Already a market leader in Indonesia, where it processes more than 100 million transactions for its 20-25 million monthly users, Go-Jek is now looking to expand in Southeast Asia.

Ride hailing services in Southeast Asia are expected to surge to $20.1 billion in gross merchandise value by 2025 from $5.1 billion in 2017, according to a Google-Temasek report.

Go-Jek said in May it would invest $500 million to enter Vietnam, Singapore, Thailand and the Philippines, after Uber struck a deal to sell its Southeast Asian operations to Grab — the bigger player in the region.

Go-Jek is seeing strong funding interest from its backers as it targets an aggressive expansion, Makarim said.

“Since its Aug. 1 launch, the app has already grabbed 15 percent of market share in Ho Chi Minh,” Makarim said. The firm this week opened recruitment for motorcycle drivers in Thailand.

The startup expects anti-monopoly concerns swirling around the Grab-Uber deal, which Singapore said had substantially hurt competition, to help clear a path for its expansion.

“We’re bringing back choice. The Singapore government is particularly eager to bring back competition,” Makarim said, adding that the order of overseas rollouts had not been set.
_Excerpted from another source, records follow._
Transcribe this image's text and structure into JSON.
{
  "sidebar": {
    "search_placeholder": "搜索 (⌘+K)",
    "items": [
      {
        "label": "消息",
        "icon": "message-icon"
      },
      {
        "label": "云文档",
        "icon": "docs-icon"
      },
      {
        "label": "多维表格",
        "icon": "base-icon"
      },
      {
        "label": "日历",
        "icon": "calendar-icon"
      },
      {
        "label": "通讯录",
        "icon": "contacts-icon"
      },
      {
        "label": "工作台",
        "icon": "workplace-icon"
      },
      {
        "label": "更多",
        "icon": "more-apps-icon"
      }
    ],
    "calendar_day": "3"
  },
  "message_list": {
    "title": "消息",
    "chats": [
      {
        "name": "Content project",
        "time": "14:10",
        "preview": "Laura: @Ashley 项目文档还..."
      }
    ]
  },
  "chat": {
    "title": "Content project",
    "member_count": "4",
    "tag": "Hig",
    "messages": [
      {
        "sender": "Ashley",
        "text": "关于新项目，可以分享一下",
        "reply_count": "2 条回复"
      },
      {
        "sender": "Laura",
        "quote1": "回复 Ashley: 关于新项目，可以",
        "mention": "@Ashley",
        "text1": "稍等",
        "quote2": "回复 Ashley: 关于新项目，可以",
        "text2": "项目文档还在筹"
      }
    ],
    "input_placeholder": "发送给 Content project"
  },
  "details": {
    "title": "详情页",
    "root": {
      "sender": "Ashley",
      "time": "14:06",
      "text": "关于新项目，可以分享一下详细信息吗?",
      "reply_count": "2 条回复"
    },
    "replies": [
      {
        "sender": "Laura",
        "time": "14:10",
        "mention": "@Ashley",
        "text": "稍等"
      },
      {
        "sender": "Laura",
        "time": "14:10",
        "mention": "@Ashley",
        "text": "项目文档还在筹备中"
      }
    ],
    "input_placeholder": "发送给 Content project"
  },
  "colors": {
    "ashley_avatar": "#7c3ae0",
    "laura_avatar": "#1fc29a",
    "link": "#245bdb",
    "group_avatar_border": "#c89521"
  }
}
Go-Jek’s offshore push comes at a time when Singapore-based Grab is stepping up funding to expand in Indonesia and transform itself into a consumer technology company, starting with a partnership with online grocer HappyFresh.

“Mimicking Go-Jek’s strategy is the highest form of flattery,” laughed Makarim.
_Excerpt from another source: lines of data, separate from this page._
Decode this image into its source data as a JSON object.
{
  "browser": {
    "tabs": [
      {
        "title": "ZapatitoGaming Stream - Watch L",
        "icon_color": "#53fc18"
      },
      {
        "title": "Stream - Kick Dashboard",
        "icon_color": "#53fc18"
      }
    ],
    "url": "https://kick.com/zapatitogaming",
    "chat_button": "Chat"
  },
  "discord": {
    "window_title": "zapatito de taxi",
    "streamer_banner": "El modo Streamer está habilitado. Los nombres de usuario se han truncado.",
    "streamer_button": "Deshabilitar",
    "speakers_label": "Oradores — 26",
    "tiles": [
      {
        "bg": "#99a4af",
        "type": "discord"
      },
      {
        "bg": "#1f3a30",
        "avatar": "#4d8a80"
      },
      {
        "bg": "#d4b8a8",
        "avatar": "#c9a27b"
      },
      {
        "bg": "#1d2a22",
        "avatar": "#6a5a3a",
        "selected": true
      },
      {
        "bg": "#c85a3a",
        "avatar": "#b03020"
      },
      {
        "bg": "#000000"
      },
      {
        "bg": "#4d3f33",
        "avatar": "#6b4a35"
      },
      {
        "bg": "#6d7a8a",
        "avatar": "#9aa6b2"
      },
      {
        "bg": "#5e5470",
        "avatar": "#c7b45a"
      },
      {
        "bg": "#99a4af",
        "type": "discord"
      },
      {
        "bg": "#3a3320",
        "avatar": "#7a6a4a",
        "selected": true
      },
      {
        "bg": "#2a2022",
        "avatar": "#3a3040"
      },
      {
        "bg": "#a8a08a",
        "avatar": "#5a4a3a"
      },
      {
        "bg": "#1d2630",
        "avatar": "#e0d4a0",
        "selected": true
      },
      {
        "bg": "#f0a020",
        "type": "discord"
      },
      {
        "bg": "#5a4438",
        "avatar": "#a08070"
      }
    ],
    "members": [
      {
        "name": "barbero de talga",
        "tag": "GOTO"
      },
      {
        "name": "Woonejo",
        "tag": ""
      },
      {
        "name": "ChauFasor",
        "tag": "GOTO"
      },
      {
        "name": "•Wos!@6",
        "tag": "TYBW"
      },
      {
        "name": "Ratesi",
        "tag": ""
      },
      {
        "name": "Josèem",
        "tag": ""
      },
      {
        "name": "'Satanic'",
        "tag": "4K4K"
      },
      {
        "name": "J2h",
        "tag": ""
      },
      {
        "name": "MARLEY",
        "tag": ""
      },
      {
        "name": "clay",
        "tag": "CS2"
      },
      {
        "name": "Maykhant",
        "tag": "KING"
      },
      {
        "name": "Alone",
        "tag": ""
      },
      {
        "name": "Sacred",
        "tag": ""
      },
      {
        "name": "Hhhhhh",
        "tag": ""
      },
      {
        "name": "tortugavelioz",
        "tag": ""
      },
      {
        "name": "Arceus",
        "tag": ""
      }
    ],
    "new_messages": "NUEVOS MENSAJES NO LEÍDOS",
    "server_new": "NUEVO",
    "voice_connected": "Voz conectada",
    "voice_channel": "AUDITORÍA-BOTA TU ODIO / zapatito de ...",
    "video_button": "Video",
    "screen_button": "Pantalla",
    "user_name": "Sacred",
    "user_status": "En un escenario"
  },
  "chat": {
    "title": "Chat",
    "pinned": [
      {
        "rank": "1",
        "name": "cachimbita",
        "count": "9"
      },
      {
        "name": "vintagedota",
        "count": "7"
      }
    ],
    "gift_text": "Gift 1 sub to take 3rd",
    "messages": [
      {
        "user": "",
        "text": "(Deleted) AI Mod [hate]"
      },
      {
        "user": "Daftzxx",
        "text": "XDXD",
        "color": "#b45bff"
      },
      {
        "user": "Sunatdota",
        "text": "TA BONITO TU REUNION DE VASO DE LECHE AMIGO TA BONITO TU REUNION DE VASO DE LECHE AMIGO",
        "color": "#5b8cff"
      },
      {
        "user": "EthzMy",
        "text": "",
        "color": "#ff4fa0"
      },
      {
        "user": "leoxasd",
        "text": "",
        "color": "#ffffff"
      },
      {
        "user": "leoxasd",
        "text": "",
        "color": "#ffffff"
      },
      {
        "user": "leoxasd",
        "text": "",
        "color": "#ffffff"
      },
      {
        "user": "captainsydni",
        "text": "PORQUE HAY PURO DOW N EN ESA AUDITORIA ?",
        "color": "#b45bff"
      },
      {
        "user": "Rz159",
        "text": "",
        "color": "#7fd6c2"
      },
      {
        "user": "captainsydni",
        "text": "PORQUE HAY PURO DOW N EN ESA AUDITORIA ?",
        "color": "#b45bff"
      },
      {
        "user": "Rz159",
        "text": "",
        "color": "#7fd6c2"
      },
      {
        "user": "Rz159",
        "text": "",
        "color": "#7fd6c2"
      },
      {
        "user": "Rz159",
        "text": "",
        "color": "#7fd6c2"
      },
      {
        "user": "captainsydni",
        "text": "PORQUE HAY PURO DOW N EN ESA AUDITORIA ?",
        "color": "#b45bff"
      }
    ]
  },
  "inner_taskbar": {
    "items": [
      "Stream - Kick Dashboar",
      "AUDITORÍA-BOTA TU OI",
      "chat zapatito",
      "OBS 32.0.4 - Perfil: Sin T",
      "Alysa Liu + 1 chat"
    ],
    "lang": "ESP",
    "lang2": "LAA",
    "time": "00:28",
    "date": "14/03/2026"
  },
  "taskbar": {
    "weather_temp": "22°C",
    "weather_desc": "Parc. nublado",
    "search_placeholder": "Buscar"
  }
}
Grab told Reuters in a statement, “The super app strategy has been around for a while now and no Southeast Asian player can claim to have pioneered it.” The company also said Grab has not lost market share in Ho Chi Minh since August, but declined to provide market share data.

Makarim believes Go-Jek’s understanding of food merchants will give it an edge over Grab, which counts investors such as Chinese ride-hailing firm Didi Chuxing and Japan’s SoftBank Group Corp. among its backers.

Makarim, who sees food delivery as Go-Jek’s core business, said he was not concerned about funding, without giving details.

Go-Jek was reported in June as being in talks to raise $1.5 billion in a new funding round and was valued at about $5 billion in a prior fundraising, sources have told Reuters. The firm had said in March it was considering a domestic IPO.

Makarim noted Go-Jek’s backers were sharing both capital and expertise. The company is collaborating with Alphabet Inc’s Google on platform mobility, Tencent on payments strategy, JD.com on logistics operations, and Meituan Dianping on merchant transactions and deliveries.

Go-Jek has set up a venture capital arm, Go-Ventures, to invest in startups in Southeast Asia “with strategic importance to our business,” the CEO said.